American Apparel to reopenPublished 12:17am Wednesday, March 5, 2014
American Apparel, Inc., a leading manufacturer of uniforms for the U.S. military, has announced it will soon reopen its doors in Opp after being closed for nearly a year.
In 2013, some 225 workers from American Apparel found themselves out of work after the company did not get a military contract it was expecting. The workers were notified in late April and were laid off in May.
According to information released Tuesday by American Apparel CEO Chuck Lambert, the company plans to initially employ 70 to 75 people in Opp, including as many former employees as is possible.
“Obviously, we want to utilize as many of the previous employees we were forced to lay off a year ago,” Lambert said. “Efforts are being made to contact as many of the previous employees as possible in an effort to ensure we are up and running with minimum delay.”
The news of the reopening comes as part of an agreement between American Apparel, Inc., Woolrich, Inc., and Defense Logistics Agency Troop Support to transfer the government contract currently held by Woolrich, Inc.
According to Lambert, the company will utilize its Opp facility to manufacture Marine Corps combat utility military trousers following a decision by Woolrich, Inc. to, “step out of the military uniform business and concentrate more on its commercial branded items.”
A concrete reopening date has not yet been announced; however, the news is a victory for, not only Opp, but surrounding communities, according to Covington County Economic Development Commission CEO Rick Clifton.
“Hopefully, this is just a start to what might be coming back,” Clifton said. “It’s a real shot in the arm for the community.”
Clifton said, not only does the reopening furnish jobs, but also sends a message of stability and the promise of growth to other businesses considering Covington County as a possible home.
“What we have here now is other people looking at our community, and when they see something like this happen, it says, ‘Hey something is going on here,’” he said. “That is what we are going to try to travel on. What we want to do is take this positive and just multiply the effect.”
Opp Mayor John Bartholomew echoed Clifton’s sentiment.
“This is great news,” Bartholomew said. “The main thing we’re after is jobs.”
Bartholomew also said he looks for the reopening to create a positive “snowball effect,” on the local economy.
“A lot of the workers came from Opp, and we’re hoping more people will apply,” he said. “Anytime you have people that have capital, it creates revenue and that’s good for the city.”
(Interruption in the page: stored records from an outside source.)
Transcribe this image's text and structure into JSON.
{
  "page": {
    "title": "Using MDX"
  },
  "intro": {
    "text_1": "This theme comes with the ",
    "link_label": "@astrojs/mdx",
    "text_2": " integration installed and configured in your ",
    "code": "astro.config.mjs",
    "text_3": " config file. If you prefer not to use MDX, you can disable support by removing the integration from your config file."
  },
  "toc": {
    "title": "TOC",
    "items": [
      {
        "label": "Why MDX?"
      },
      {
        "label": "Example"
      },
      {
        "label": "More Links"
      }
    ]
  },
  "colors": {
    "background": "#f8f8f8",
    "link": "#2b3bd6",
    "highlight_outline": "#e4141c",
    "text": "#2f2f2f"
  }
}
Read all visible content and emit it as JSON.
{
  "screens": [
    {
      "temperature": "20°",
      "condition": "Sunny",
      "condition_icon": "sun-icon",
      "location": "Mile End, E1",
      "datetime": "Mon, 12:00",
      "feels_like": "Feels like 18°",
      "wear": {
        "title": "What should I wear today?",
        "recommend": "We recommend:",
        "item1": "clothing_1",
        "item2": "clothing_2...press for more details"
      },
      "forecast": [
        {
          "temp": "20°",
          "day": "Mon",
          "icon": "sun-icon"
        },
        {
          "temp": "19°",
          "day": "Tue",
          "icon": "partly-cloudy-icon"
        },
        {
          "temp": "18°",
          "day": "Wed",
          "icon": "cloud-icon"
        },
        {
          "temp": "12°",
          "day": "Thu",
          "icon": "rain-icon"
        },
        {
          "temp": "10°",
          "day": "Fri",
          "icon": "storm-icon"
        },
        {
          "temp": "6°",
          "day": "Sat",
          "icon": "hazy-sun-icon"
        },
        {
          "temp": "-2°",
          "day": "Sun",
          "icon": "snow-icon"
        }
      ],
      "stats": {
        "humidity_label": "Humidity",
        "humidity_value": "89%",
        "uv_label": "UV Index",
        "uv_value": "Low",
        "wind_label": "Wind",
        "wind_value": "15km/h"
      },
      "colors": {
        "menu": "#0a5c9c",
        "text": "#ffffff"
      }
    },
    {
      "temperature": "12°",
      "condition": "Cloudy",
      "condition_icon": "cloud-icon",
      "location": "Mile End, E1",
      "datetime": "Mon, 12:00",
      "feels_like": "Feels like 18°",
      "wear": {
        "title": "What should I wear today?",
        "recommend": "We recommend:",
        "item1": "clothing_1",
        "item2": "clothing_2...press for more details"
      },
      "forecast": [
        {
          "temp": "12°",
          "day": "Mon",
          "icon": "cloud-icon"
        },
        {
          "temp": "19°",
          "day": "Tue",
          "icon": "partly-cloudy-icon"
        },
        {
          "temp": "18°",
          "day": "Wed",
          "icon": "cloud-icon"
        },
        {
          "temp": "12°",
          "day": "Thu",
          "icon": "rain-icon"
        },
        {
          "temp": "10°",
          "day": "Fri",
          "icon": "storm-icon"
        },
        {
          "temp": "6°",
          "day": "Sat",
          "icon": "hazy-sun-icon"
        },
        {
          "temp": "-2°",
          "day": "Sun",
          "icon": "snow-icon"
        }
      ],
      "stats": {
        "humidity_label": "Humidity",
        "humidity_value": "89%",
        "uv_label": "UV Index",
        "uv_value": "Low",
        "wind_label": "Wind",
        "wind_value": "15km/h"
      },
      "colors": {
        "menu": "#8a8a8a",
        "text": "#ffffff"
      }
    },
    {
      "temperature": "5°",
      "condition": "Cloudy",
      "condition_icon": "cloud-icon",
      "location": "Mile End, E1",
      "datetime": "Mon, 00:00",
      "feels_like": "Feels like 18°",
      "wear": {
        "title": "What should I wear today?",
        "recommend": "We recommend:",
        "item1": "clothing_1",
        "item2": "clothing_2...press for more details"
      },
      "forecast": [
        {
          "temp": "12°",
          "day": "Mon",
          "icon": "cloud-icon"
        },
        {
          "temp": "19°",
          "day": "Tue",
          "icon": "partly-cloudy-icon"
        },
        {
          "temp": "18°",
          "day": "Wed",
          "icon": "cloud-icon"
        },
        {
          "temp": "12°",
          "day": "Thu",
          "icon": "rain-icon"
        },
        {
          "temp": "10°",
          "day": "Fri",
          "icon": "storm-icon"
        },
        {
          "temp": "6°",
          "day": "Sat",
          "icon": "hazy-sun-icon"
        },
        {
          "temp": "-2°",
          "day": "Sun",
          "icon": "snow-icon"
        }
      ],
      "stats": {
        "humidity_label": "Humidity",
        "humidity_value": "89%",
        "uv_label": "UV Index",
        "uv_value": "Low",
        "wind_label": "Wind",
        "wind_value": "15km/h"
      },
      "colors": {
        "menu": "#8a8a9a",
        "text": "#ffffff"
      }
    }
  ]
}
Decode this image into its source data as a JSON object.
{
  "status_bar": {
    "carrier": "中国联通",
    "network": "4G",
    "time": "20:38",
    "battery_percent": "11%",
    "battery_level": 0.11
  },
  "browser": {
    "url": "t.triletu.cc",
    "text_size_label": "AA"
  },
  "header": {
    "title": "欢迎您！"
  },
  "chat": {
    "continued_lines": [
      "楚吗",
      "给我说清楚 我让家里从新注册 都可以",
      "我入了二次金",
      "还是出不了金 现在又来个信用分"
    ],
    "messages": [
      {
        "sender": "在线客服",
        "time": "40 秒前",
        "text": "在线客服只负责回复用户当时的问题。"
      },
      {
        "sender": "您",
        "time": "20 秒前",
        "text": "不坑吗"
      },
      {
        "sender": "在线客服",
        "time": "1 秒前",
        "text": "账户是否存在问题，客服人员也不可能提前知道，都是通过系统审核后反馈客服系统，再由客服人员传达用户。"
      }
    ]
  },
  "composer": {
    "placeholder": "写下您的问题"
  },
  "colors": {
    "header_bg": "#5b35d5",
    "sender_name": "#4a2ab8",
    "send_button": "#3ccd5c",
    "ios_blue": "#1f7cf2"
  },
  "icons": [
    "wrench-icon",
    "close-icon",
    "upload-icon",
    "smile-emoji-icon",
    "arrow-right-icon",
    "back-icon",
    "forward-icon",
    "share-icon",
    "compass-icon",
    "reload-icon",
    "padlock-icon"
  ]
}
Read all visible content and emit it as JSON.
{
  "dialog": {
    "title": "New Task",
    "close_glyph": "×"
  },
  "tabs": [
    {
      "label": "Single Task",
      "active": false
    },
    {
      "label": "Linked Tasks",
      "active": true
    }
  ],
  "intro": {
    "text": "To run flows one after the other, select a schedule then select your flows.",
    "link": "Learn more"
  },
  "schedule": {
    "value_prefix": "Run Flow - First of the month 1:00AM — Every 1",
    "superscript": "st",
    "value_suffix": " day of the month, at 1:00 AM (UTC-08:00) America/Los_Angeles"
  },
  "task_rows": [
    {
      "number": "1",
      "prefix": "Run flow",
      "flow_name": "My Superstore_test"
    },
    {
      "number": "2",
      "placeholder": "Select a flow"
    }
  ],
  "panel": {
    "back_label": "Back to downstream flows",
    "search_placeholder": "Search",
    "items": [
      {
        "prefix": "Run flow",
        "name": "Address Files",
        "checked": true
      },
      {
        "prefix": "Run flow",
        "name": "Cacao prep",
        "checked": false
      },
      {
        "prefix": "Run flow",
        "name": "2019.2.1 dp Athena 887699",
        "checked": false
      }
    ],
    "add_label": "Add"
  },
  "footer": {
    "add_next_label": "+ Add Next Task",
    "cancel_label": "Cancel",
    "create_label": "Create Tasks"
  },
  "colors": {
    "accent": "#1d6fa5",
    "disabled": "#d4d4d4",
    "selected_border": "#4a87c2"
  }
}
Both Clifton and Bartholomew praised American Apparel General Manager Peggy Henderson and the people of Opp for their continued efforts to reopen the facility.
“People stayed involved in Opp and never stopped trying to bring it back, and that’s what was instrumental in bringing the jobs back,” Clifton said. “You can’t afford to give up, and the people in Opp never gave up.”
Henderson said she is simply looking forward to getting back to business as usual.
“We just worked very hard to get it back to Opp, and we’re proud to have it back,” she said Tuesday.
Lambert said the Opp location’s reopening is certainly a positive step for the company as a whole.
“The contract will allow American (Apparel) to diversify its product and manufacturing capacity to meet the ever-changing environment within the Department of Defense,” he said.
The Selma-based company also has facilities in Alabama in Centre, Oneonta and Fort Deposit.